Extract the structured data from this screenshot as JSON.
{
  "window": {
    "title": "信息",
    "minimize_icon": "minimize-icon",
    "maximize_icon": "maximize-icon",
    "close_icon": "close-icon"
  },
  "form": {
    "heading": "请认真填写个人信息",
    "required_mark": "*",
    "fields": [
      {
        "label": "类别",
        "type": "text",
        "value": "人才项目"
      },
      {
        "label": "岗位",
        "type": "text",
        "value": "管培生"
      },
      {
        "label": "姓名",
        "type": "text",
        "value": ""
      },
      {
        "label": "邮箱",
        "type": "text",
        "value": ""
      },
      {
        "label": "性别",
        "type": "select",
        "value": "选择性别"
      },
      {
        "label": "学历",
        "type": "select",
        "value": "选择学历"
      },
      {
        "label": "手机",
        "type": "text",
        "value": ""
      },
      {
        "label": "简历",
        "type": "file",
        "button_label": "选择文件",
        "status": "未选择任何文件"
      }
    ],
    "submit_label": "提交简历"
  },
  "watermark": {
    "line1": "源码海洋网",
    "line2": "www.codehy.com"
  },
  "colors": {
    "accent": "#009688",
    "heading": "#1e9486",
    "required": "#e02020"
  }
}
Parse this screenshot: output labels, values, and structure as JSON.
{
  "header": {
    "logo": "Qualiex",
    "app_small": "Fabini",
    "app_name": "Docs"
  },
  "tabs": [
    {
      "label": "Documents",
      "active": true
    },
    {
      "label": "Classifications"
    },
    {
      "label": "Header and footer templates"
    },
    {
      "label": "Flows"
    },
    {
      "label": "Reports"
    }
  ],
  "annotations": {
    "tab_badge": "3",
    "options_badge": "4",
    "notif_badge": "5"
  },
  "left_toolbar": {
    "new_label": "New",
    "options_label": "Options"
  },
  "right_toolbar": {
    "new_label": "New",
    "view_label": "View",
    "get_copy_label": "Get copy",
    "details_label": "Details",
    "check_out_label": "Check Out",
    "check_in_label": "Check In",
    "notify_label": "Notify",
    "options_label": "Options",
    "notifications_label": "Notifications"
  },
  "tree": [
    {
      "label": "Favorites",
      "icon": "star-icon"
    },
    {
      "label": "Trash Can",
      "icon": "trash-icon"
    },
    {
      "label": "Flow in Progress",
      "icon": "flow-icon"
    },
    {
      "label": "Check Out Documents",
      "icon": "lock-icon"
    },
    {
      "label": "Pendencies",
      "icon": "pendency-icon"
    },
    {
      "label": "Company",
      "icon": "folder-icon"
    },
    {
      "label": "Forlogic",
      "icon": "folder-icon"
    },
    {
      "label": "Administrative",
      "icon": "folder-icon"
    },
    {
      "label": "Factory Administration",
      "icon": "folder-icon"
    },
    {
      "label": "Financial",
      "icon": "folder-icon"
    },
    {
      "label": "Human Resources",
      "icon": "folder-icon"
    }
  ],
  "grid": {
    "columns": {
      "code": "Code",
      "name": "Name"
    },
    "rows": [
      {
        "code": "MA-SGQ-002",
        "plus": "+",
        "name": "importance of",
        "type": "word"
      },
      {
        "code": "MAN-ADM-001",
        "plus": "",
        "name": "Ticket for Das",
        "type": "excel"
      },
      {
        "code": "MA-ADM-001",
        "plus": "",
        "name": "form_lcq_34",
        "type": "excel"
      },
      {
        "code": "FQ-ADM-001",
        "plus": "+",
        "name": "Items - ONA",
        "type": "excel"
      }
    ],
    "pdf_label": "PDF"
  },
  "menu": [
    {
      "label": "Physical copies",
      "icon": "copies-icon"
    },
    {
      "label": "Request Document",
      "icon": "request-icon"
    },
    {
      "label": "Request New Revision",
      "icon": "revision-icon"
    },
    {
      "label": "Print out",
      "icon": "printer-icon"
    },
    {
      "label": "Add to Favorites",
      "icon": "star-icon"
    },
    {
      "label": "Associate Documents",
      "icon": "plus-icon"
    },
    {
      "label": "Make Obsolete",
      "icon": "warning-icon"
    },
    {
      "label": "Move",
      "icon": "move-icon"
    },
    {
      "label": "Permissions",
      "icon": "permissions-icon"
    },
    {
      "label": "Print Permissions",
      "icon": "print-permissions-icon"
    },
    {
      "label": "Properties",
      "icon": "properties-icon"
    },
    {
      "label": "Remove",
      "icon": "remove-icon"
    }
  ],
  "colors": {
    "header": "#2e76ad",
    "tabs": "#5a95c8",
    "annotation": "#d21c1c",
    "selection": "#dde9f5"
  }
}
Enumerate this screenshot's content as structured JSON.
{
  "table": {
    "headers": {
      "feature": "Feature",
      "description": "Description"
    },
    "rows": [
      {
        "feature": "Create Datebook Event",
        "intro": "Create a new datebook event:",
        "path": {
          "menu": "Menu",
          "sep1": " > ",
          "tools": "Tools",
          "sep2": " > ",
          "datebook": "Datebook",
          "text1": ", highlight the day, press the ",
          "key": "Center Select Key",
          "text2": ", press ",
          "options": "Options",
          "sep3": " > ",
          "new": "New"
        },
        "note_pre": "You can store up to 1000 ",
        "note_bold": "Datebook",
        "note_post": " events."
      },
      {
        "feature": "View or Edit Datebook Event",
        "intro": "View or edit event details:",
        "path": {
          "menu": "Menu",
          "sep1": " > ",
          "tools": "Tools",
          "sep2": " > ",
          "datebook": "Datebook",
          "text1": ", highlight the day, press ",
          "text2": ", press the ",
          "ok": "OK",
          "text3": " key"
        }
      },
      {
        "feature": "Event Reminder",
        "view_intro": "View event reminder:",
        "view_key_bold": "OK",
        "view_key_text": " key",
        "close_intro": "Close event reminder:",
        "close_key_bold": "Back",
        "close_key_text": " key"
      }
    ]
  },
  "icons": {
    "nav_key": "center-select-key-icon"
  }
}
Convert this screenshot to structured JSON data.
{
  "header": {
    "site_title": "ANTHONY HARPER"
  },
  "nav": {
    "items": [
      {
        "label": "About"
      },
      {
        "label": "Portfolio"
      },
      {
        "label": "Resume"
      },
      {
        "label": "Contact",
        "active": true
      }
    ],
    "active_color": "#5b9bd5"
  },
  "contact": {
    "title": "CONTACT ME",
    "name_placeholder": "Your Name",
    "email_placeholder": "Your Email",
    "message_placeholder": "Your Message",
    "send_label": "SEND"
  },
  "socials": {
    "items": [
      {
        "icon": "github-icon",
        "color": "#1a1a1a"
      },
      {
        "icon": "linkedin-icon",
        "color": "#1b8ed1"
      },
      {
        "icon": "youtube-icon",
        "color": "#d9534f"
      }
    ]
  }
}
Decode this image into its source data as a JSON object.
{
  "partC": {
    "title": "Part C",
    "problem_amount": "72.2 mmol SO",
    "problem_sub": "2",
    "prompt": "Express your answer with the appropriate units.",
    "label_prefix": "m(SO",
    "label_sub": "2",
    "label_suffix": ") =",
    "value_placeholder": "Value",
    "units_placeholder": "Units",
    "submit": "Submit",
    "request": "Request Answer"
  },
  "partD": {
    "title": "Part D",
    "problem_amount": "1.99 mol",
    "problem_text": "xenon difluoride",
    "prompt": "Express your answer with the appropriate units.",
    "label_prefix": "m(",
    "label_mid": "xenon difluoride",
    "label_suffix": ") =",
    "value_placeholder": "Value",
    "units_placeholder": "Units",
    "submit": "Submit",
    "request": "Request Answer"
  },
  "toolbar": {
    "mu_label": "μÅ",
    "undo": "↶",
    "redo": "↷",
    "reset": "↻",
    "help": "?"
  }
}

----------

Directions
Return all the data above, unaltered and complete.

Result of this exercise
Extract the structured data from this screenshot as JSON.
{
  "window": {
    "title": "信息",
    "minimize_icon": "minimize-icon",
    "maximize_icon": "maximize-icon",
    "close_icon": "close-icon"
  },
  "form": {
    "heading": "请认真填写个人信息",
    "required_mark": "*",
    "fields": [
      {
        "label": "类别",
        "type": "text",
        "value": "人才项目"
      },
      {
        "label": "岗位",
        "type": "text",
        "value": "管培生"
      },
      {
        "label": "姓名",
        "type": "text",
        "value": ""
      },
      {
        "label": "邮箱",
        "type": "text",
        "value": ""
      },
      {
        "label": "性别",
        "type": "select",
        "value": "选择性别"
      },
      {
        "label": "学历",
        "type": "select",
        "value": "选择学历"
      },
      {
        "label": "手机",
        "type": "text",
        "value": ""
      },
      {
        "label": "简历",
        "type": "file",
        "button_label": "选择文件",
        "status": "未选择任何文件"
      }
    ],
    "submit_label": "提交简历"
  },
  "watermark": {
    "line1": "源码海洋网",
    "line2": "www.codehy.com"
  },
  "colors": {
    "accent": "#009688",
    "heading": "#1e9486",
    "required": "#e02020"
  }
}
Parse this screenshot: output labels, values, and structure as JSON.
{
  "header": {
    "logo": "Qualiex",
    "app_small": "Fabini",
    "app_name": "Docs"
  },
  "tabs": [
    {
      "label": "Documents",
      "active": true
    },
    {
      "label": "Classifications"
    },
    {
      "label": "Header and footer templates"
    },
    {
      "label": "Flows"
    },
    {
      "label": "Reports"
    }
  ],
  "annotations": {
    "tab_badge": "3",
    "options_badge": "4",
    "notif_badge": "5"
  },
  "left_toolbar": {
    "new_label": "New",
    "options_label": "Options"
  },
  "right_toolbar": {
    "new_label": "New",
    "view_label": "View",
    "get_copy_label": "Get copy",
    "details_label": "Details",
    "check_out_label": "Check Out",
    "check_in_label": "Check In",
    "notify_label": "Notify",
    "options_label": "Options",
    "notifications_label": "Notifications"
  },
  "tree": [
    {
      "label": "Favorites",
      "icon": "star-icon"
    },
    {
      "label": "Trash Can",
      "icon": "trash-icon"
    },
    {
      "label": "Flow in Progress",
      "icon": "flow-icon"
    },
    {
      "label": "Check Out Documents",
      "icon": "lock-icon"
    },
    {
      "label": "Pendencies",
      "icon": "pendency-icon"
    },
    {
      "label": "Company",
      "icon": "folder-icon"
    },
    {
      "label": "Forlogic",
      "icon": "folder-icon"
    },
    {
      "label": "Administrative",
      "icon": "folder-icon"
    },
    {
      "label": "Factory Administration",
      "icon": "folder-icon"
    },
    {
      "label": "Financial",
      "icon": "folder-icon"
    },
    {
      "label": "Human Resources",
      "icon": "folder-icon"
    }
  ],
  "grid": {
    "columns": {
      "code": "Code",
      "name": "Name"
    },
    "rows": [
      {
        "code": "MA-SGQ-002",
        "plus": "+",
        "name": "importance of",
        "type": "word"
      },
      {
        "code": "MAN-ADM-001",
        "plus": "",
        "name": "Ticket for Das",
        "type": "excel"
      },
      {
        "code": "MA-ADM-001",
        "plus": "",
        "name": "form_lcq_34",
        "type": "excel"
      },
      {
        "code": "FQ-ADM-001",
        "plus": "+",
        "name": "Items - ONA",
        "type": "excel"
      }
    ],
    "pdf_label": "PDF"
  },
  "menu": [
    {
      "label": "Physical copies",
      "icon": "copies-icon"
    },
    {
      "label": "Request Document",
      "icon": "request-icon"
    },
    {
      "label": "Request New Revision",
      "icon": "revision-icon"
    },
    {
      "label": "Print out",
      "icon": "printer-icon"
    },
    {
      "label": "Add to Favorites",
      "icon": "star-icon"
    },
    {
      "label": "Associate Documents",
      "icon": "plus-icon"
    },
    {
      "label": "Make Obsolete",
      "icon": "warning-icon"
    },
    {
      "label": "Move",
      "icon": "move-icon"
    },
    {
      "label": "Permissions",
      "icon": "permissions-icon"
    },
    {
      "label": "Print Permissions",
      "icon": "print-permissions-icon"
    },
    {
      "label": "Properties",
      "icon": "properties-icon"
    },
    {
      "label": "Remove",
      "icon": "remove-icon"
    }
  ],
  "colors": {
    "header": "#2e76ad",
    "tabs": "#5a95c8",
    "annotation": "#d21c1c",
    "selection": "#dde9f5"
  }
}
Enumerate this screenshot's content as structured JSON.
{
  "table": {
    "headers": {
      "feature": "Feature",
      "description": "Description"
    },
    "rows": [
      {
        "feature": "Create Datebook Event",
        "intro": "Create a new datebook event:",
        "path": {
          "menu": "Menu",
          "sep1": " > ",
          "tools": "Tools",
          "sep2": " > ",
          "datebook": "Datebook",
          "text1": ", highlight the day, press the ",
          "key": "Center Select Key",
          "text2": ", press ",
          "options": "Options",
          "sep3": " > ",
          "new": "New"
        },
        "note_pre": "You can store up to 1000 ",
        "note_bold": "Datebook",
        "note_post": " events."
      },
      {
        "feature": "View or Edit Datebook Event",
        "intro": "View or edit event details:",
        "path": {
          "menu": "Menu",
          "sep1": " > ",
          "tools": "Tools",
          "sep2": " > ",
          "datebook": "Datebook",
          "text1": ", highlight the day, press ",
          "text2": ", press the ",
          "ok": "OK",
          "text3": " key"
        }
      },
      {
        "feature": "Event Reminder",
        "view_intro": "View event reminder:",
        "view_key_bold": "OK",
        "view_key_text": " key",
        "close_intro": "Close event reminder:",
        "close_key_bold": "Back",
        "close_key_text": " key"
      }
    ]
  },
  "icons": {
    "nav_key": "center-select-key-icon"
  }
}
Convert this screenshot to structured JSON data.
{
  "header": {
    "site_title": "ANTHONY HARPER"
  },
  "nav": {
    "items": [
      {
        "label": "About"
      },
      {
        "label": "Portfolio"
      },
      {
        "label": "Resume"
      },
      {
        "label": "Contact",
        "active": true
      }
    ],
    "active_color": "#5b9bd5"
  },
  "contact": {
    "title": "CONTACT ME",
    "name_placeholder": "Your Name",
    "email_placeholder": "Your Email",
    "message_placeholder": "Your Message",
    "send_label": "SEND"
  },
  "socials": {
    "items": [
      {
        "icon": "github-icon",
        "color": "#1a1a1a"
      },
      {
        "icon": "linkedin-icon",
        "color": "#1b8ed1"
      },
      {
        "icon": "youtube-icon",
        "color": "#d9534f"
      }
    ]
  }
}
Decode this image into its source data as a JSON object.
{
  "partC": {
    "title": "Part C",
    "problem_amount": "72.2 mmol SO",
    "problem_sub": "2",
    "prompt": "Express your answer with the appropriate units.",
    "label_prefix": "m(SO",
    "label_sub": "2",
    "label_suffix": ") =",
    "value_placeholder": "Value",
    "units_placeholder": "Units",
    "submit": "Submit",
    "request": "Request Answer"
  },
  "partD": {
    "title": "Part D",
    "problem_amount": "1.99 mol",
    "problem_text": "xenon difluoride",
    "prompt": "Express your answer with the appropriate units.",
    "label_prefix": "m(",
    "label_mid": "xenon difluoride",
    "label_suffix": ") =",
    "value_placeholder": "Value",
    "units_placeholder": "Units",
    "submit": "Submit",
    "request": "Request Answer"
  },
  "toolbar": {
    "mu_label": "μÅ",
    "undo": "↶",
    "redo": "↷",
    "reset": "↻",
    "help": "?"
  }
}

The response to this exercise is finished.